Court records have revealed that Jed Zillmer, a young Army veteran killed during an armed standoff last week with Spokane County Sheriff's deputies, had been denied benefits given to servicemen injured in combat.
Like so many of our servicemen fighting in Iraq or Afghanistan, 23-year-old Jed Zillmer experienced some terrible things in combat. He was wounded in action, had part of one of his feet shot off, and received the Purple Heart. When it came time to collect $50,000 in insurance money given to wounded soldiers through the Serviceman's Group Life Insurance Traumatic Injury Protection, the U.S. Army rejected his claims.
After his honorable discharge from the Army, Zillmer used the GI Bill to attend classes at Spokane Falls Community College. Veterans Resource coordinator -- and fourth generation Marine -- Steven Ward described him as a smart and generous young man.
"Great sense of humor, always, always happy he was always smiling. He was loved by everybody down here. He didn't have a single person that looked at him negatively. He was a very positive, fun loving guy," Ward said.

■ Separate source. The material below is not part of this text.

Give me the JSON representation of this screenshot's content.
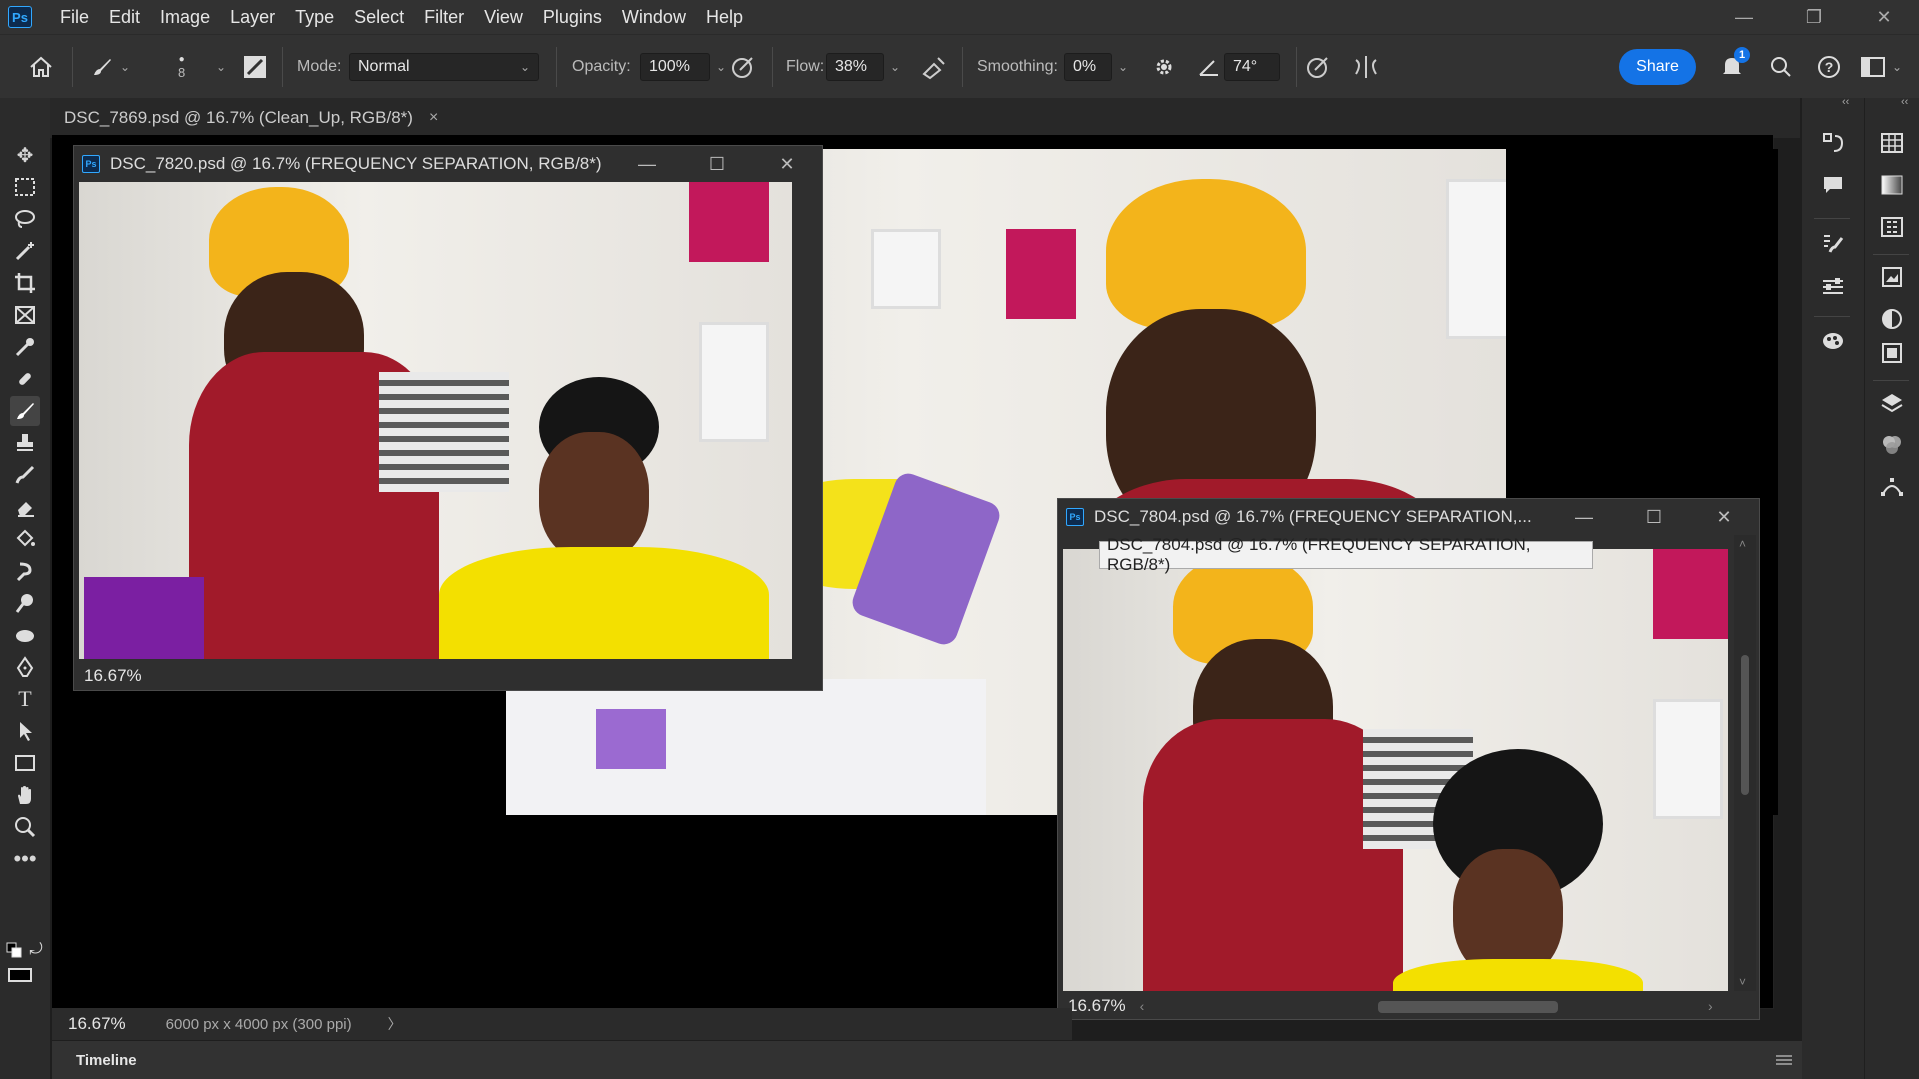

Last week's fatal standoff with sheriff's deputies came as a complete surprise to the staff of the Falls Vet Center, where Zillmer worked with other young veterans helping them with paperwork.
"He came and joined our team just because he learned fast and got with the program. He knew a lot of the benefits that were available to the veterans and he just wanted to help share that," Ward said.
No one at the Falls knew the Army had denied Zillmer a $50,000 insurance claim for a bullet wound he suffered in Afghanistan. Friends say, like a lot of combat veterans, Zillmer never asked for help with the stresses he was feeling.
"When you are in a position to help others you tend to forget your own wounds. I think this is a great example. He was a very good kid and he really liked to help. He had great relationships and I think he used that like I know other veterans do the same, use their ability to help others as their own healing," Ward said.
Ward says if Zillmer had asked for help for the suicidal feelings he was suffering from he would have received it at the college's vet center.
Spokane's community colleges even offer resources to the families of student veterans so that parents and spouses of our servicemen can reach out for assistance even when the veterans coming home the battlefield won't do it themselves.